This summer, the touring and concert industry has been plagued by poor ticket sales, cancellations due to unforseen circumstances (a la Bono) and now are suffering from security concerns -- or at least the cost of those concerns.

The HARD L.A. music festival featuring M.I.A., scheduled for July 17, and R&B/hip-hop star Drake's free Central Park concert, to be held July 16, have both been canceled this week.

The L.A. Times Blog mentioned that slow ticket sales were dampening HARD's prospects but also that increased scrutiny on safety at such public events may have been the final blow. A 15-year-girl died last month at the Electric Daisy Carnival electronica music festival at the L.A. Coliseum after a drug overdose; the Los Angeles County Board of Supervisors have since voted to establish a task for "rave safety."

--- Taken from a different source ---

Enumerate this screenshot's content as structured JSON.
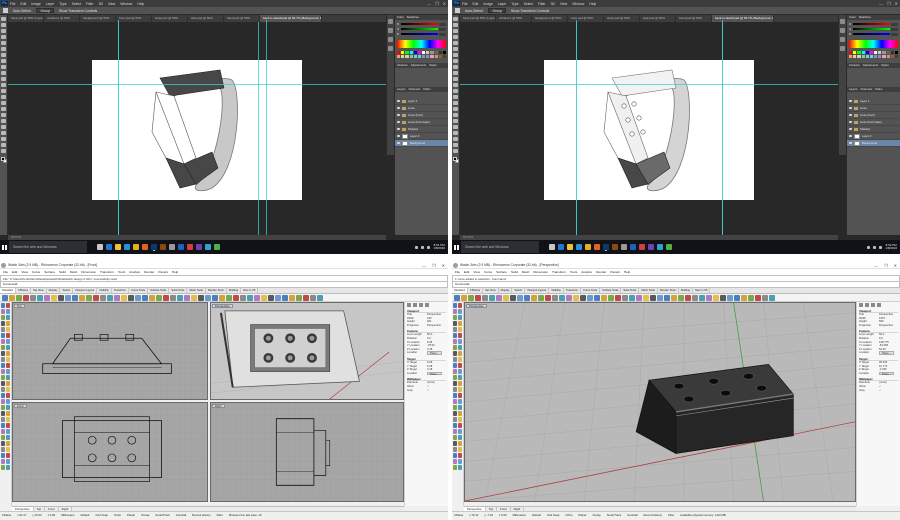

But "this didn’t have anything to do with security issues,” said HARD L.A. promoter Gary Richards in a new article posted in the Times today. Rather that city officials forced “a lot of extra stipulations and requirements” that “resulted in unforeseen costs to the event” for the organizers.

Aside from M.I.A., acts like Die Antwoord, Flying Lotus and Sleigh Bells were also scheduled to perform. The Hard Summer Music Festival in L.A. on Aug. 7 is still scheduled to go on, as is the HARD N.Y.C. concert with M.I.A. at Governor's Island on July 24.

As for the Drake event, it was ABC that originally planned on having the singer/rapper perform for "Good Morning America" on Friday. Parks and police sources told the New York Daily News that the New York Police Department wasn't satisfied with the park's plans for safety.

This comes on the heels of a riot that started at Drake's last attempt at a free show on June 15, at Manhattan's South Street Seaport, where 25,000 fans flocked to the site and became unruly, ending with the show's cancellation and in arrests. Jay-Z canceled his secret show at the Ed Sullivan Theater in the Big Apple just days after that, after word got out about the gig and security concerns ran high.